::: DATA :::

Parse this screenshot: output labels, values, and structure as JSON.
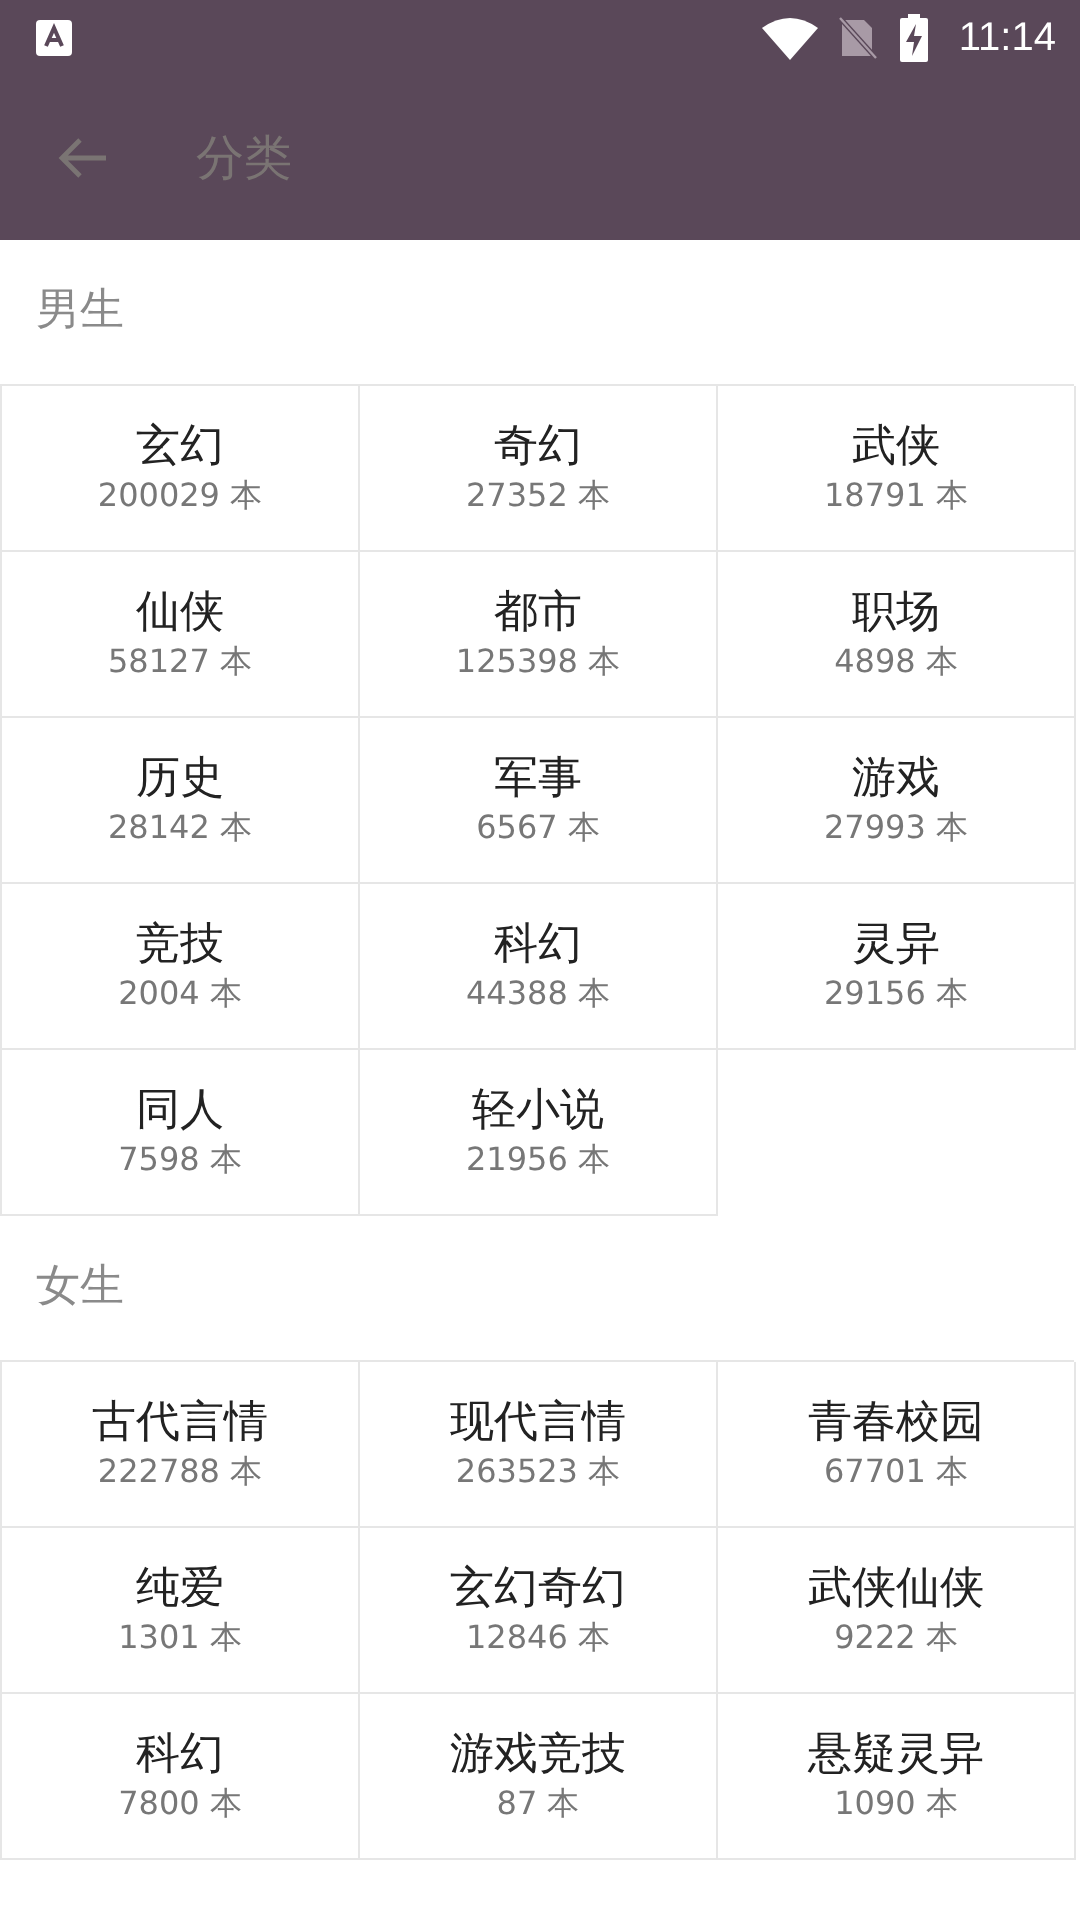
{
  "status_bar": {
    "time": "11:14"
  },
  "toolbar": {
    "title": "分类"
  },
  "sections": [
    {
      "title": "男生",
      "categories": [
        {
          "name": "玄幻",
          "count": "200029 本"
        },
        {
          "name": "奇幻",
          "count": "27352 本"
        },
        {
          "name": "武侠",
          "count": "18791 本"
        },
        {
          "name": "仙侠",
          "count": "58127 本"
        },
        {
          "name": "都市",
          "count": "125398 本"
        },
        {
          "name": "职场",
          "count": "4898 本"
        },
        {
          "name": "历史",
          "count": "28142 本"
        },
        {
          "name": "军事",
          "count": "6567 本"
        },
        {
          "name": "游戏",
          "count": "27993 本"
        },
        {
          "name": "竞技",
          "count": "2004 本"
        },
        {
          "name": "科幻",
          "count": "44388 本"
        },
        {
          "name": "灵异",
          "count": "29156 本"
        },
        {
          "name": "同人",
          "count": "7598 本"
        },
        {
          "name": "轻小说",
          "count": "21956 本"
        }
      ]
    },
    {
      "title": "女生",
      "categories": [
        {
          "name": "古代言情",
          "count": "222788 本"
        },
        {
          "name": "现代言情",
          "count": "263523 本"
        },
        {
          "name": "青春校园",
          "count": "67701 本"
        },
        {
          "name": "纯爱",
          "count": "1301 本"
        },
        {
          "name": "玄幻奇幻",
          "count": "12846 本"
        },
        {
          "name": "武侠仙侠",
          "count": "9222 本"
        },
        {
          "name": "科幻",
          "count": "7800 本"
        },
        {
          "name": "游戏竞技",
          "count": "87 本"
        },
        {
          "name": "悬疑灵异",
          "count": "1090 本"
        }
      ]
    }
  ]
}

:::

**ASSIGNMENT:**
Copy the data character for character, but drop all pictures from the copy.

**ANSWER BOX:**
Parse this screenshot: output labels, values, and structure as JSON.
{
  "status_bar": {
    "time": "11:14"
  },
  "toolbar": {
    "title": "分类"
  },
  "sections": [
    {
      "title": "男生",
      "categories": [
        {
          "name": "玄幻",
          "count": "200029 本"
        },
        {
          "name": "奇幻",
          "count": "27352 本"
        },
        {
          "name": "武侠",
          "count": "18791 本"
        },
        {
          "name": "仙侠",
          "count": "58127 本"
        },
        {
          "name": "都市",
          "count": "125398 本"
        },
        {
          "name": "职场",
          "count": "4898 本"
        },
        {
          "name": "历史",
          "count": "28142 本"
        },
        {
          "name": "军事",
          "count": "6567 本"
        },
        {
          "name": "游戏",
          "count": "27993 本"
        },
        {
          "name": "竞技",
          "count": "2004 本"
        },
        {
          "name": "科幻",
          "count": "44388 本"
        },
        {
          "name": "灵异",
          "count": "29156 本"
        },
        {
          "name": "同人",
          "count": "7598 本"
        },
        {
          "name": "轻小说",
          "count": "21956 本"
        }
      ]
    },
    {
      "title": "女生",
      "categories": [
        {
          "name": "古代言情",
          "count": "222788 本"
        },
        {
          "name": "现代言情",
          "count": "263523 本"
        },
        {
          "name": "青春校园",
          "count": "67701 本"
        },
        {
          "name": "纯爱",
          "count": "1301 本"
        },
        {
          "name": "玄幻奇幻",
          "count": "12846 本"
        },
        {
          "name": "武侠仙侠",
          "count": "9222 本"
        },
        {
          "name": "科幻",
          "count": "7800 本"
        },
        {
          "name": "游戏竞技",
          "count": "87 本"
        },
        {
          "name": "悬疑灵异",
          "count": "1090 本"
        }
      ]
    }
  ]
}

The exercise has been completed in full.